The consultation contains a frame of reference setting out roughly how many UK registered companies might be subject to the disclosure requirement at different levels. For example, if the threshold was set at £36 million (the threshold for determining the size of a large company under the Companies Act), some 12,259 UK companies might be caught. A threshold of £1 billion would cover just 724 companies. These figures do not include businesses registered overseas and operating directly in the UK, which could also be caught by the legislation.

By comparison, the California Transparency in Supply Chains Act 2010, which imposes a similar disclosure requirement on retail and manufacturing businesses, includes a threshold of US$100 million (approximately £65 million at current exchange rates) linked to worldwide annual gross receipts, among other criteria. The Government does not favour referencing size by number of employees only, as is done in the EU Directive on disclosure of non-financial and diversity information by certain large undertakings and groups (see our update).

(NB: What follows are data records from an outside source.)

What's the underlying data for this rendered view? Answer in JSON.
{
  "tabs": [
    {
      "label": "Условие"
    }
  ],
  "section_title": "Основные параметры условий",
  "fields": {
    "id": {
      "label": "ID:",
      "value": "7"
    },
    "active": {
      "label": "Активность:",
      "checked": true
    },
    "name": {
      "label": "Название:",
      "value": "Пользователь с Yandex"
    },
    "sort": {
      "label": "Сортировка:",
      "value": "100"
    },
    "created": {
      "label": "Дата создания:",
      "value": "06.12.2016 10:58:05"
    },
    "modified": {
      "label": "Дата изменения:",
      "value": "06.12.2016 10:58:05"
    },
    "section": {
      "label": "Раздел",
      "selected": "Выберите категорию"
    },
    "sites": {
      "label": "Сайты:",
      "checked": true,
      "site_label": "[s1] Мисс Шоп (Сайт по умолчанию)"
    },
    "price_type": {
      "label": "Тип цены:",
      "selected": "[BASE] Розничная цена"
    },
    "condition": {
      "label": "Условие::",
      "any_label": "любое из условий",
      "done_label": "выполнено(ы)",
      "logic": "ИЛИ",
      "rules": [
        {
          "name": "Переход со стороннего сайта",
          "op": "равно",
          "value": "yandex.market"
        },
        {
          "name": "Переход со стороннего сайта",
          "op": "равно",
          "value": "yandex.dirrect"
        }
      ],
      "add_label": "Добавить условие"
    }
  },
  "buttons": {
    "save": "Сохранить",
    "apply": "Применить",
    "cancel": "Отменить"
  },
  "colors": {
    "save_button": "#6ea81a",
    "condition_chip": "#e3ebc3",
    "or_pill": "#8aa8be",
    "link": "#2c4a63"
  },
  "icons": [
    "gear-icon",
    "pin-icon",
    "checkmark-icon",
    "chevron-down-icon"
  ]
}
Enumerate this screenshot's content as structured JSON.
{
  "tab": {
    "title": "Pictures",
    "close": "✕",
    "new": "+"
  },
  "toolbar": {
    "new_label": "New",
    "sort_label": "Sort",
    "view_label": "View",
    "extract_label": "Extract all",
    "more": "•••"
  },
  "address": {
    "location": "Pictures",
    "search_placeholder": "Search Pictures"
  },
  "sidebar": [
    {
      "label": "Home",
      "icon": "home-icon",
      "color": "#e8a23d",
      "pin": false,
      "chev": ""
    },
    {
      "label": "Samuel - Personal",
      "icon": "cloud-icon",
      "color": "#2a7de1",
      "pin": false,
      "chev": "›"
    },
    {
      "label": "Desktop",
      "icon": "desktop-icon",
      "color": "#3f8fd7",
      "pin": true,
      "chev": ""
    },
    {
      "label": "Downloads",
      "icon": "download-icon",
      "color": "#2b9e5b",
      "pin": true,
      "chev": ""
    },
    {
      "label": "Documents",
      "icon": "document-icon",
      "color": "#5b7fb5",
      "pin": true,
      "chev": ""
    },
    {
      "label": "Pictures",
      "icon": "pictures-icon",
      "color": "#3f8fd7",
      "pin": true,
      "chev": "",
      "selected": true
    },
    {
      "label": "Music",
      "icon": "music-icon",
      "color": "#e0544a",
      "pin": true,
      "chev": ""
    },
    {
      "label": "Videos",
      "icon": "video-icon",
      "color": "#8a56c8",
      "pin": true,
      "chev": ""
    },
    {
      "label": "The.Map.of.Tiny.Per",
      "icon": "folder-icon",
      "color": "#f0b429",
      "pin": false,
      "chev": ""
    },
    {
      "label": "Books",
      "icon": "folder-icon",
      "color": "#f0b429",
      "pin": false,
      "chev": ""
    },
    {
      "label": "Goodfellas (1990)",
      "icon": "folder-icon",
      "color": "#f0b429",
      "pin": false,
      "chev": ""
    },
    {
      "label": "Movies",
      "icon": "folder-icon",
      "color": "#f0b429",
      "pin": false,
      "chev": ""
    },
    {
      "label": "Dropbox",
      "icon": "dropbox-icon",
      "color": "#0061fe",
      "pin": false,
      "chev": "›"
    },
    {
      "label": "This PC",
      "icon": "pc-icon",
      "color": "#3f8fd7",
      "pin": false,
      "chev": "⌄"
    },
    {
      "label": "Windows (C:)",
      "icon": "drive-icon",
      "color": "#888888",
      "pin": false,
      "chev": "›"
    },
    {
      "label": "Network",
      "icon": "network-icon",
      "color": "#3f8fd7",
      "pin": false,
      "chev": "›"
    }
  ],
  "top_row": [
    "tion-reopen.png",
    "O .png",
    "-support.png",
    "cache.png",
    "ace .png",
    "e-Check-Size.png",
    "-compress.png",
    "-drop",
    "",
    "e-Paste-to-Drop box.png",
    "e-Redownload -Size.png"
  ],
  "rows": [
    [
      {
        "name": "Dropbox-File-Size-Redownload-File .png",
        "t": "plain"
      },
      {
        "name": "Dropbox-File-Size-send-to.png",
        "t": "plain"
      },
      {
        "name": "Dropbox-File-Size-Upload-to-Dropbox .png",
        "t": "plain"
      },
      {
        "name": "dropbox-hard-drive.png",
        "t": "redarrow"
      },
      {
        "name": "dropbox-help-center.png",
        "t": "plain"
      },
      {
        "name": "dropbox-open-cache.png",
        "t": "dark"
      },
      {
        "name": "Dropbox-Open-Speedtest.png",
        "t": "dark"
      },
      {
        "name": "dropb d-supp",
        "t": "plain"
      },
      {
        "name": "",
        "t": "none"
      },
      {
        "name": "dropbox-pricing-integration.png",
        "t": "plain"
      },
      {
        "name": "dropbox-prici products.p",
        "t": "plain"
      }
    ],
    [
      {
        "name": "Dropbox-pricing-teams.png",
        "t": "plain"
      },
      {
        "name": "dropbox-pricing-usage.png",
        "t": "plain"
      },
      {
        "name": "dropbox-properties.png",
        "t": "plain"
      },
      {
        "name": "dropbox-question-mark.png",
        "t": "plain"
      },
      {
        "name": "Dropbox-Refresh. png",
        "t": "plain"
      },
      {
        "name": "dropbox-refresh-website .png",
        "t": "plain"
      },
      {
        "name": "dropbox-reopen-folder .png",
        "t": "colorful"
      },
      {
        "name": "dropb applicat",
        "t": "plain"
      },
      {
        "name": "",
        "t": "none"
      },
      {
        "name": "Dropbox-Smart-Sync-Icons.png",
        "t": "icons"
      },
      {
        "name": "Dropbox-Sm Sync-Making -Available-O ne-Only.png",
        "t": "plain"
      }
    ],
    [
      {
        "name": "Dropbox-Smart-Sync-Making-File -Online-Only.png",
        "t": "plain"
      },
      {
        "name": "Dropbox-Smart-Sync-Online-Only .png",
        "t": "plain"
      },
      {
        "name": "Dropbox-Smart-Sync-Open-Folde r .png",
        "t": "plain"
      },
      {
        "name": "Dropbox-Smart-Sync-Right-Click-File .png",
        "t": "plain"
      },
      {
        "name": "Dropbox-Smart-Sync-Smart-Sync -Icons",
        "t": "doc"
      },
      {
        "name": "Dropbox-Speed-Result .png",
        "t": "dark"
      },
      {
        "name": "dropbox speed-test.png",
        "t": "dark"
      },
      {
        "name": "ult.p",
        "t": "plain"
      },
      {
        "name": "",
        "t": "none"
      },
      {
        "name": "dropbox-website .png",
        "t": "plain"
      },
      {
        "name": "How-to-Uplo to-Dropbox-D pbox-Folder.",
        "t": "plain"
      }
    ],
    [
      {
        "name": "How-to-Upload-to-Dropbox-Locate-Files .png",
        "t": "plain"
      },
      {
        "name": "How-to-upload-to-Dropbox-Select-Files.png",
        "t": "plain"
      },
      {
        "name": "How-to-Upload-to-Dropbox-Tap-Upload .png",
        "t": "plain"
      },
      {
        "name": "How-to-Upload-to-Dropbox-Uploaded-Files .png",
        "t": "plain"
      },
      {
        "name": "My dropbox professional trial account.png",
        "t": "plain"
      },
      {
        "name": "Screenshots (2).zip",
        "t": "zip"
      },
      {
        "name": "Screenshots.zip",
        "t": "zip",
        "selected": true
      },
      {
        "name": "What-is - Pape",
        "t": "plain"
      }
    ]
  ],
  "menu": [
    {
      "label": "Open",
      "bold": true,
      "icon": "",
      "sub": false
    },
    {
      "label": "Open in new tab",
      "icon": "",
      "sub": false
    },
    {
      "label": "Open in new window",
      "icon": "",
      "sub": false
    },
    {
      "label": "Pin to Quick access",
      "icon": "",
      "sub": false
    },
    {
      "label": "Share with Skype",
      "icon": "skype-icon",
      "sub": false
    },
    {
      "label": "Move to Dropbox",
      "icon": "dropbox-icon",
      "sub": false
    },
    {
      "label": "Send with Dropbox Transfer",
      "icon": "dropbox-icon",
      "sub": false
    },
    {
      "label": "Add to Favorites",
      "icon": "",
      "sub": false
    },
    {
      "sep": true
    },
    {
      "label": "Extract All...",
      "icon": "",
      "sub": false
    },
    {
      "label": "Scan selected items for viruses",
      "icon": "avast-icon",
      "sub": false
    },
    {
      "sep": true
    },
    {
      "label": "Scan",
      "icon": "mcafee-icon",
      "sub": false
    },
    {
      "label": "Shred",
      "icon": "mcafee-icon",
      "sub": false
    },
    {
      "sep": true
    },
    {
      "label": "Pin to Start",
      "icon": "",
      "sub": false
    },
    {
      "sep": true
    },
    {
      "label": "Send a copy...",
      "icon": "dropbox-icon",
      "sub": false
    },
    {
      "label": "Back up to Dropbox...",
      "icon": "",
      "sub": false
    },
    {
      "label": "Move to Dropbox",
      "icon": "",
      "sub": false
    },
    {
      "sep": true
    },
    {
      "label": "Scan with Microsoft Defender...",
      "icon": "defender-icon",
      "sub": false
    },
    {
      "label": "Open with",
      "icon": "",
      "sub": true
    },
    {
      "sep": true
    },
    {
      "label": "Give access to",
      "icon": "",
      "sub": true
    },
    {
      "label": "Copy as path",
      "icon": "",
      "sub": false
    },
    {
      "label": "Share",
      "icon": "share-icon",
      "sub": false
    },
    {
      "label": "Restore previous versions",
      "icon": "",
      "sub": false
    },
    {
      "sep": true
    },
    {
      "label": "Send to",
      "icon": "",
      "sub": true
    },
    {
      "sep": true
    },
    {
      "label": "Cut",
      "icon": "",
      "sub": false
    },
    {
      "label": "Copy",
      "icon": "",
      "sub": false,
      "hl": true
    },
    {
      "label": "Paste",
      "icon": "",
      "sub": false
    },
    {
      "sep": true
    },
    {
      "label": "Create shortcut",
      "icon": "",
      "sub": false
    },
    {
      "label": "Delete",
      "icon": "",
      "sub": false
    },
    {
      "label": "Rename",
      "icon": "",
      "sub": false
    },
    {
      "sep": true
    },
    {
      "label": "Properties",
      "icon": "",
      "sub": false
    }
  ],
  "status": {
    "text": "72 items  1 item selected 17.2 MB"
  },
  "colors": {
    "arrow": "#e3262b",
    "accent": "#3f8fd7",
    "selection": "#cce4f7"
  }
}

In sum, having decided that the disclosure requirement should apply by reference to turnover, the Government seeks views on the following two issues:

  1. What level of turnover is most appropriate to trigger the disclosure requirement?
  2. Should there be a higher turnover threshold to start, which would focus only on larger businesses, with a reduction in the threshold to cover more businesses over time?

Formulating Statutory Guidance

As currently drafted, the disclosure requirement will not prescribe what commercial organisations must report in their slavery and human trafficking statement.  Instead, the Government intends to produce guidance setting out what kinds of information might be included.

Having discussed these issues with businesses and NGOs, the Government appears to have formed some views already on what a slavery and human trafficking statement should include and what issues its statutory guidance should address.  It has indicated that its approach will also be informed by existing and future legislation.

Against that background, the consultation seeks input from interested parties on the following main issues:

  1. Whether the statement should include information about: (i) an organisation’s structure, business and supply chains; (ii) its policies on slavery and human trafficking; (iii) its due diligence processes (in relation to both its business and its supply chains); (iv) areas of risk and the steps taken to assess and manage that risk; (v) its effectiveness in eradicating slavery and human trafficking in its business and supply chains, measured against key performance indicators; and (vi) training made available to staff.
  2. Whether any other areas of activity should be included in a slavery and human trafficking statement and whether there are any sector specific areas of activity that businesses should disclose.
  3. What good practice looks like in each of the areas of activity identified above.
  4. Whether the guidance should include advice on the publishing, timing and signing of a statement and what good practice looks like in each case (and see further below).
  5. Whether the guidance should include advice on what to do if an organisation suspects or identifies slavery or human trafficking in its supply chain.

The full list of questions can be found here.

Signing a Slavery and Human Trafficking Statement

The Government seems anxious to avoid compliance with the disclosure requirement becoming a simple box ticking exercise and to ensure that top level decision makers take the issue seriously and understand the implications of taking little or no action in response to the legislation.

To that end, it proposes to include an additional clause in the Bill which will require those responsible for the business, e.g. a company’s board of directors, to sign any slavery and human trafficking statement that is produced.

Participating in the Consultation

It is important for all interested stakeholders, particularly businesses that could be affected by the disclosure requirement, to engage pro-actively with the issues raised by the consultation. Not only is the consultation an important means of informing Government and stakeholder expectations but it will also give affected businesses an opportunity to state clearly where they are in need of guidance.